History : Sep-Oct 2016
NATIONAL GEOGRAPHIC HISTORY 13 Anatomy of a Dress THE ROBE À LA FRANÇAISE was the hot trend for 18th-century European aristocrats. It had three parts: the gown, open at the front and ending in the train; the skirt; and the bodice. This embroidered silk and satin gown dates to 1760 and is in the collection of the Los Angeles County Museum of Art. One of the most important of all ac- cessories was the fan. The culture of Versailles mingled flirtation with con- cealment, and fans were used to send flirtatious signals as part of a complex, gestural language of seduction. The Business of Fashion Underlying the frivolity of 18th-century French fashion were hard economics. The appetite for clothes among the French upper classes gave rise to a dy- namic textile industry, which had been assiduously guarded by the protection- ist policies introduced by Jean-Baptiste Colbert, minister to Louis XIV. The so-called royal manufactories helped foster a booming silk industry in Lyon. Technical progress and advances in dy- ing further bolstered private enterprise, and factories turning out stockings, hats, and lingerie thrived.

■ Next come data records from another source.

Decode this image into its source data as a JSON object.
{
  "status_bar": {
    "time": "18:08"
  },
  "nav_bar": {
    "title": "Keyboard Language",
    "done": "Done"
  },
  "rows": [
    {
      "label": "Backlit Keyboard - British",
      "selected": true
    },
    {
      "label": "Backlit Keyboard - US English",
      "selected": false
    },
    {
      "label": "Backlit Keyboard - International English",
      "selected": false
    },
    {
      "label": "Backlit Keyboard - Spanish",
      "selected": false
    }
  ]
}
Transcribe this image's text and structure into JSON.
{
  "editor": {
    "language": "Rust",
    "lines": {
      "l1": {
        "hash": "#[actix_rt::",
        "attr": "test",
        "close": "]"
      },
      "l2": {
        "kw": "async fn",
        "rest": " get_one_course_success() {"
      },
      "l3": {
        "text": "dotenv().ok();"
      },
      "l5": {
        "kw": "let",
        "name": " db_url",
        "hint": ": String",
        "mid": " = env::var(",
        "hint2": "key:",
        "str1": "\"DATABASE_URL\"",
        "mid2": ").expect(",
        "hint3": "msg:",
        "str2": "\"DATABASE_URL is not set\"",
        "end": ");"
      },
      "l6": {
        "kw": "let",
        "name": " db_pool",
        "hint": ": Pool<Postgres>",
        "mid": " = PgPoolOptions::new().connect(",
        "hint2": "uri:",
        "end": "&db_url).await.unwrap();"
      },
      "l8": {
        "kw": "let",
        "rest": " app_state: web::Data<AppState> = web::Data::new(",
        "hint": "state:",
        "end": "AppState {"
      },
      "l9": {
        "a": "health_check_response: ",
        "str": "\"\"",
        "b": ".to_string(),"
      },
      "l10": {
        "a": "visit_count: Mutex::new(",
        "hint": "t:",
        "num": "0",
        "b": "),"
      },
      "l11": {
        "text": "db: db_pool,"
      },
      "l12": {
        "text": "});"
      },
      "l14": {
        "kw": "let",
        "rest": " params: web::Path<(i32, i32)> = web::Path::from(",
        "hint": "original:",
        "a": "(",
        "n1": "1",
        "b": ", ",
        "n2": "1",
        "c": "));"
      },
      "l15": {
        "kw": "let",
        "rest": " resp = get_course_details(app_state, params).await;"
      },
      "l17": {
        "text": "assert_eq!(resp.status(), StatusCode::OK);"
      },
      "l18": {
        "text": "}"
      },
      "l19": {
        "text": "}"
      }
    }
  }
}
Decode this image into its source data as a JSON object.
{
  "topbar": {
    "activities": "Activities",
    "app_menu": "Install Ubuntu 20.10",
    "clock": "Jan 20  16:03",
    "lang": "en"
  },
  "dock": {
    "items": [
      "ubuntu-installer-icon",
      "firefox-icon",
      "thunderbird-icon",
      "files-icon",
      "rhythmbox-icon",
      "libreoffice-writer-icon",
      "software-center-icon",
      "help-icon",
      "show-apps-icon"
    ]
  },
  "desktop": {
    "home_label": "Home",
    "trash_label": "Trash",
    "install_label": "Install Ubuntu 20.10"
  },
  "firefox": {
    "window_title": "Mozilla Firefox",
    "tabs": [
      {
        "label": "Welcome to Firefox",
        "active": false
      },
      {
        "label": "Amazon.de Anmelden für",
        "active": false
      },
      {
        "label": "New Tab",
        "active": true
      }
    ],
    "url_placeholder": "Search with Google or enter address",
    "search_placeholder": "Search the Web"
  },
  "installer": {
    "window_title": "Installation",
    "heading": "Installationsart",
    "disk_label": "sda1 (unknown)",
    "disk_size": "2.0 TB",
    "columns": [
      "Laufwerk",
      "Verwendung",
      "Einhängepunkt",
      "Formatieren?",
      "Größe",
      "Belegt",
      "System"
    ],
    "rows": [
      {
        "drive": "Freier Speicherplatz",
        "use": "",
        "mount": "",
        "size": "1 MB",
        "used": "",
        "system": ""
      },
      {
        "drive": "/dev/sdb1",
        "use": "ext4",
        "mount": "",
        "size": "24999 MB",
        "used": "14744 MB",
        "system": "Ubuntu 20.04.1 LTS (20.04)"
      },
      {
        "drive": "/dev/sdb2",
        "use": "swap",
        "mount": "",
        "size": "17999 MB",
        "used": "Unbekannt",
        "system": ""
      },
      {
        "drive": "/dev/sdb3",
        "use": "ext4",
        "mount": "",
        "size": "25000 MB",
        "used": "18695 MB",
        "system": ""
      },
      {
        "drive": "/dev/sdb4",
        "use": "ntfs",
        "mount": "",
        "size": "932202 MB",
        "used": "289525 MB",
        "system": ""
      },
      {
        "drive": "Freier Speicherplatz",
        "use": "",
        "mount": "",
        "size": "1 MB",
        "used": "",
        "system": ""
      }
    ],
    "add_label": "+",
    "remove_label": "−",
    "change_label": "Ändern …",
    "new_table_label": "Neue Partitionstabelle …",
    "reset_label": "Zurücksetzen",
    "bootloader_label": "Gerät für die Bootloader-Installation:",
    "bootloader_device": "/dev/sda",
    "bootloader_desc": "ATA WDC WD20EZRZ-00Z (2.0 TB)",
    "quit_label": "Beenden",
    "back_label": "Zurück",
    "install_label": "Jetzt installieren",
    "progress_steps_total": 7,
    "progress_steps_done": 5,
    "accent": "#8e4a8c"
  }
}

Christophe- Philippe Oberkampf’s textile factory at Jouy-en-Josas, for example, employed some 900 workers in 1774. Notable 18th-century French fash- ion designers included Marie-Jeanne Bertin, also known as “Rose,” who pio- neered French haute couture in the late 18th century. She opened her own fash- ion store in Paris in 1777, and quickly became the dressmaker of choice. Rec- ognition of her talents was cemented by the Duchess of Chartres, who intro- duced her to Marie-Antoinette herself. The queen was so taken by her designs she had a workshop built for her in Versailles where Rose, her “Minister of Fashion,” created ever more extrav- agant designs for the queen. Her cre- ations were exported to courts in Lon- don, Venice, Vienna, Lisbon, and many other capitals. Rose also created dolls attired in spe- cially made clothes. These were bought by collectors, or sent as gifts to other European courts. These figurines also allowed foreign ladies to keep up with the French fashions and order the latest, most elegant dresses. Marie-Antoinette helped keep France the capital of Euro- pean fashion throughout the 19th and early 20th centuries. On one occasion, Joseph II of Austria commented that the elaborate wig worn by his sister Marie-Antoinette was “too light to bear a crown.” It was under- standable that the Austrian emperor would draw a parallel between his sis- ter’s style of dress and her role as queen: Marie-Antoinette’s lavish wardrobe only increased her image as a frivolous spendthrift, one of the principal reasons why she became despised by the French people. This antipathy would eventually bring down the monarchy and lead her to the guillotine in 1793. — María Pilar Queralt del Hierro SCALA, FLORENCE The long neckline can be U-shaped or square. Embroidered or printed floral motifs cover the silk fabric. The back of the gown has broad folds and a small train. Goldwork and silverwork decorate the overskirt. The bodice is finished with a triangular section, the pièce d’estomac. The elbow-length sleeves end in frills, sometimes of lace. The skirt peeks through the opening in the gown. The gown hugs the upper body and flares at the waist in an overskirt.